This repo contains several configuration files that will make it easy to get started with coding. Below we lay out some instructions for getting started with VSCode or Visual Studio Codespaces. The latter will use the Docker image that has all dependencies pre-installed for you using the configuration file in the
.devcontainer directory. If you prefer working with Jupyter notebooks, we also provide instructions for how to set that up below.
Visual Studio Codespaces
For minimal set-up time, we recommend using Visual Studio Codespaces in the browser. To get started, perform the following steps:
- Create an Azure account here, if you don't already have one. You'll have to set up payment information - note that you get $200 of free credit and you won't be charged unless you upgrade.
- Create a Codespaces environment. Please follow the quickstart guide here.
When creating the Codespace, make sure to enter
microsoft/Quantumin the "Git Repository" field, see below screenshot.
When you click "Create", a new Codespace instance is created with a development environment based on the Docker container that is defined in this repo's Dockerfile. Recommended extensions are also automatically installed for you.
- Done! You can now start developing using Q# in your browser. Open a terminal to start running your first samples (see here).
Visual Studio Code

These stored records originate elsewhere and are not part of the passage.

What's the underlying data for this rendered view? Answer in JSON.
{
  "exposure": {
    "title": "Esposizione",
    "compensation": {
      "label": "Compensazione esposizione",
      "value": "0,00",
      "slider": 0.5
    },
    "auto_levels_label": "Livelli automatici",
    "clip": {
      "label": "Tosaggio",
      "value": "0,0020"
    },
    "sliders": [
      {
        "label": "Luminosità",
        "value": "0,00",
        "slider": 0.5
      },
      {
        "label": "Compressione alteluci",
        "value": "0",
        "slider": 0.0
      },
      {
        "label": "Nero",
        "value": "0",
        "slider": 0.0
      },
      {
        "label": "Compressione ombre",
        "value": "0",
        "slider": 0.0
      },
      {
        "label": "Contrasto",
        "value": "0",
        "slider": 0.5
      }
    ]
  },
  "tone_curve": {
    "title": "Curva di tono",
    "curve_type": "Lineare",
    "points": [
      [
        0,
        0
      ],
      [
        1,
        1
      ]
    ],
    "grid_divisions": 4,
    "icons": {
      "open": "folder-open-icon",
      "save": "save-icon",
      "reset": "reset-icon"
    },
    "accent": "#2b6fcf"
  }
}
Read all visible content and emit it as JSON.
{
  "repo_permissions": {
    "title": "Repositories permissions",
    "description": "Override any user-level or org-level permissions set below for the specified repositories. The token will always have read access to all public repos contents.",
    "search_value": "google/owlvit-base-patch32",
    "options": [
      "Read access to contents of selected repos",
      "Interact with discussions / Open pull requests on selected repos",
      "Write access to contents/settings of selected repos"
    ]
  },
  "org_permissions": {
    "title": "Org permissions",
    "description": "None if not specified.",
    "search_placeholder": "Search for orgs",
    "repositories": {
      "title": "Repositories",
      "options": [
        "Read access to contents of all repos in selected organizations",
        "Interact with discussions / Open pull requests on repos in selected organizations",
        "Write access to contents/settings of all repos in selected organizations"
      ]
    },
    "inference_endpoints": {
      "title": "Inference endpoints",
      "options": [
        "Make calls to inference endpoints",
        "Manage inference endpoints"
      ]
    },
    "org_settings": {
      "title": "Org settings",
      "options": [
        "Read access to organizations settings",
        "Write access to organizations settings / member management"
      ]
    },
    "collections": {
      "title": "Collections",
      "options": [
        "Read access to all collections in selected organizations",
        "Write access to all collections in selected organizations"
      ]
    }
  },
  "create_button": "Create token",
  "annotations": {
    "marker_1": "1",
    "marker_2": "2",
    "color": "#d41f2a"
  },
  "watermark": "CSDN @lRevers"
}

If you prefer to develop code locally, we recommend to install an editor such as Visual Studio Code. Make sure to install the .NET Core SDK 3.1 or later on your local machine. For more detailed instructions on how to set up VS Code for development with the QDK, go to our docs here.
Once you have installed VS Code and the .NET Core SDK, download this repository to your computer and open the folder in VS Code. The editor will automatically recognize the files in the
.vscode folder and request you to install the recommended extension. This includes the Microsoft Quantum Development Kit for Visual Studio Code extension, which is the fastest way to get started with the QDK.
Open a terminal to start running your first samples (see here).
Running a Jupyter Notebook with Docker
Another way to quickly start developing in Q# is to use Docker and launch a Jupyter notebook on your local machine. You can use the included Dockerfile to create a docker image with all the necessary libraries to use the Quantum Development Kit to build quantum applications in C#, Python or Jupyter.
Once you have installed Docker, you can use the following commands to get you started:
To build the docker image and tag it
docker build -t iqsharp .
To run the image in the container named
iqsharp-container with interactive command-line and
redirect container port 8888 to local port 8888 (needed to run jupyter):
docker run -it --name iqsharp-container -p 8888:8888 iqsharp /bin/bash
From the corresponding container command line, you can run the C# version of the Teleportation sample using:
cd ~/samples/getting-started/teleportation && dotnet run
Similarly, you can run the Python version of the Teleportation sample using:
cd ~/samples/getting-started/teleportation && python host.py
Finally, to start jupyter notebook within the image for the Teleportation sample, use:
cd ~/samples/getting-started/teleportation && jupyter notebook --ip=0.0.0.0 --no-browser
Once Jupyter has started, you can open in your browser the Teleportation notebook (you will need a token generated by jupyter when it started on the previous step):
Once you're done, to remove container named
docker rm --force iqsharp-container